Comprehensive analysis of the saddle curve of pump turbines in pump mode using PIV and CFD

Christian Widmer, Nikolaus Spyrou, Helmut Jaberg, Florian Senn, Mark Guggenberger

Research output: Chapter in Book/Report/Conference proceedingConference paperpeer-review

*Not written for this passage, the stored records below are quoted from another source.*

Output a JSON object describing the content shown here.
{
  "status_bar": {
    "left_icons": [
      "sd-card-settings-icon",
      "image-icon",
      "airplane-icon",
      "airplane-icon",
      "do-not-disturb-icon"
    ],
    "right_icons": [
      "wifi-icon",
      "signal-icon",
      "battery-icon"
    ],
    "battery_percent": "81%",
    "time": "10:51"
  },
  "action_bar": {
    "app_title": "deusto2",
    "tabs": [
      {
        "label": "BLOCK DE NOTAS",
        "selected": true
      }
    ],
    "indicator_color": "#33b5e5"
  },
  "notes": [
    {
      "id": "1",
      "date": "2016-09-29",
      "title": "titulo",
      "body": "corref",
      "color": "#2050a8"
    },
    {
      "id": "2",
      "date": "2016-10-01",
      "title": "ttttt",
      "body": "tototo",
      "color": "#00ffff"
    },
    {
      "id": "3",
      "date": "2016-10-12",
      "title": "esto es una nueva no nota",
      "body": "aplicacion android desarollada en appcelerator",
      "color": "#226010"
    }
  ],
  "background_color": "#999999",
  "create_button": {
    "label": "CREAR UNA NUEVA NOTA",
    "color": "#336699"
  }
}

Pump turbines are mainly designed in pump mode since its retarding flow is more
complex and more sensitive to flow detachment. In order to reduce the size of the machine and
to gain a better turbine performance, the layout of the pump targets at pressure coefficients as
high as possible. At high pressure coefficients it comes into conflict with the unstable branch
of the pump characteristic curve. Due to the sudden drop of the pump characteristic, the
unstable branch is called saddle curve. The operation in the saddle curve must be avoided at all
since there is no possibility to leave the dropped curve. Even a safety margin must be
maintained. Herewith the layout of the pump to highest possible pressure coefficients is
delimited. Pump turbine designers are faced with the difficulty that the proper prediction of the
pump saddle curve with standard simulation tools is very demanding. Therefor it is essential to
better understand the detailed flow features during this unstable regime. ANDRITZ HYDRO
and the Graz University of Technology investigate in a cooperative research project the key
mechanisms leading to the saddle curve in pump mode of pump turbines by means of 2D laser
particle image velocimetry (PIV) measurement and advanced CFD simulations. A pump
turbine model has been modified in order to gain visual access to the flow on the low and the
high pressure side of the runner while keeping the same hydraulic behavior. The PIV laser
measurements have been performed at the test rig premises of the Graz University of
Technology in the draft tube cone on the one hand to deeply investigate the pre-rotation of the
flow during the unstable operation. On the other hand, instability phenomena on the high
pressure side of the model such as rotating stall in the guide vanes could be visualized with
PIV. Together with HD video recordings, detailed flow features could be detected and
allocated to the unstable flow field. Additionally, highly dynamic pressure sensors have been
mounted in a large area of the model in order to detect the transient pressure pulsations during
the unstable regime. CFD simulations accompanied the test rig measurements. The results of
the simulations have been compared and calibrated with the measurements in order to even
better understand the flow pattern during the instability in the draft tube cone, the guide and
stay vanes but also in the runner where no visual access for the laser beam was possible. The
flow features of the simulations and the measurements are compared and similarities as well as
differences are outlined.
Original languageEnglish
Title of host publicationIAHR Conference on Hydraulic machines and systems, Grenoble, 4-8 July 2016
Subtitle of host publicationPublication in IOP Conference Series
Publication statusPublished - 4 Jul 2016

Fields of Expertise

  • Sustainable Systems

Cite this